In this case, in the Execute method of the Icomponent interface, and unlike the previous component, where the entire message is loaded memory;
here I just wrap the incoming body stream with my custom stream implementation and then replace the stream with the result of my custom implementation:
Remember that at the first pass of pipeline components, the execute method just creates a new wrapper stream.
When all components do so, finally the Read method, is executed where each stream is processed and data is updated.
To run the sample, in my BizTalk application, I have a receive location which is configured to use the pipeline using the in-memory approach.
In my file system, I have created a large message, which is around 120 Meg.
Before dropping this file into the in folder, I examined how much memory is the Biztalk host instance process consuming; it was nearly 18K:
When I dropped the file, I examineD the memory consumed while the host instance is pulling the file. I could see the memory increasing until nearly hitting 300 K…so going from 18k to 300k for consuming a single file of 120 Megs:
I then changed the pipeline used in my receive location to the one utilizing streaming.
After dropping the file again and checking the host instance processes…I could see its rising to nearly 54 K…so there is a difference of around 250 K of memory between the first and second approach:
Now imagine, what this means for a project that is receiving thousands of messages who in real world can be much larger than 120 Meg…
Out of the Box Streams
Besides writing your own stream implementations, BizTalk provides out of the box stream implementations in the the Microsoft.BizTalk.Streaming assembly:
–EventingReadStream is an abstract stream class, which allows you to hook up event handlers to certain events, such as the first and last stream chunk reads. Classes such as ForwardOnlyEventingReadStream extend this class, as shown by this example.
–VirtualStream is probably the most used out-of-the box stream because its simple to use. Here, data is still held in memory – as if you are using the in-memory approach – however, this happens only until data size exceeds a configured value; at which stage it is written into a disk file. And from this moment, the disk file becomes the stream source.
You can think of VirtualStream as being somewhat similar to the MemoryStream, however it uses a disk file for data storage instead of memory.
So, the VirtualStream solves the problem of loading large data into memory – in the expense of I/O overhead. Despite this I/O overhead, still its much better than any memory problems.
If implementing custom streams – for whatever reason – is not an option, or at least a very difficult option to implement, then this stream is your safest bet.
–The ReadOnlySeekableStream provides seekable read-only access to a stream.
This example, shows how to use VirtualStream and ReadOnlySeekableStream together, to wrap the original stream:
This will result in the VirtualStream saving data into a temporary file system. And the ReadOnlySeekableStream, providing seekable readonly access to the stream
You can see all stream implementations inside the Microsoft.BizTalk.Streaming assembly using the following URL:
Best Practices Accessing Stream Data

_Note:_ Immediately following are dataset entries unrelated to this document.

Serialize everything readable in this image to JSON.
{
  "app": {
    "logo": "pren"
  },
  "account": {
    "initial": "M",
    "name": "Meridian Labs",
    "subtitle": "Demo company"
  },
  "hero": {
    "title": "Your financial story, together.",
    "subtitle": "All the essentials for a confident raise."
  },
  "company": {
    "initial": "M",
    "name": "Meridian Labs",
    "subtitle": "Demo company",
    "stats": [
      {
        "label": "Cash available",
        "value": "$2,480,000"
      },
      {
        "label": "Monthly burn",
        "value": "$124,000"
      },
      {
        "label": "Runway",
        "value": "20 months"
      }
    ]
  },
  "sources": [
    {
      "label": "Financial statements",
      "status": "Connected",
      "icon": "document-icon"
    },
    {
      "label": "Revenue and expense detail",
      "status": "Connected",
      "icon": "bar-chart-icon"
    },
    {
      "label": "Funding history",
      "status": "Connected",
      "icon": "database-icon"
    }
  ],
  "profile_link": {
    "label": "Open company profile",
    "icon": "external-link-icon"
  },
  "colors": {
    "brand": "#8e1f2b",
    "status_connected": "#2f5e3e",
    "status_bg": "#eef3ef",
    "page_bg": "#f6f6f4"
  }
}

We already discussed how streams is a much better option to use in pipeline components as opposed to using XmlDocument which loads the entire message into memory.

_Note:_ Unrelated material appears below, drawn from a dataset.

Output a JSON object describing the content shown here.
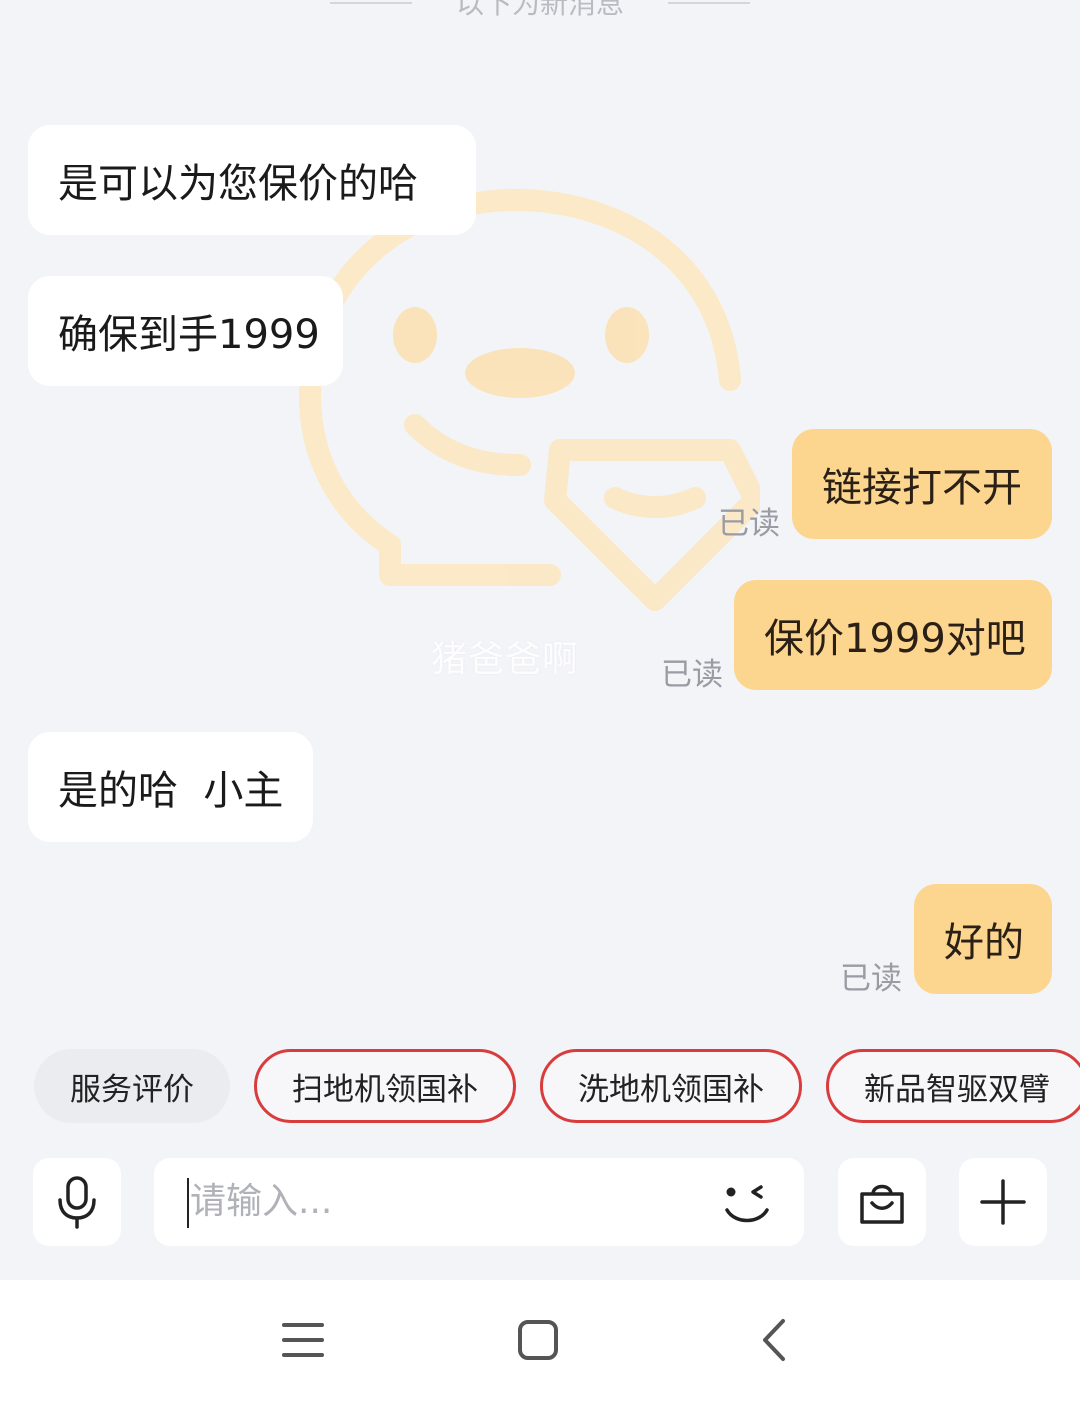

So since we cannot use the known methods of XmlDocument such SelectNodes and SelectSingleNode, what options do we have natively from BizTalk Server that will help us navigate the message?
Microsoft.BizTalk.XPathReader assembly provides the XPathReader and XPathCollection classes.
Below is an example, that shows how these classes can be used to navigate the stream after it has been wrapped by the VirtualStream and ReadOnlySeekableStream:
Of course you can use classes such as XPathReader and XPathCollection, on any stream; including custom streams such as the one I have showed you before.
Streaming Support in Orchestrations
The other place, where streaming plays an important role and affects the way you design your code, is inside Oxs.
However, since this requires the knowledge of Ox XLANG engine, streaming in Oxs will be discussed in a future post.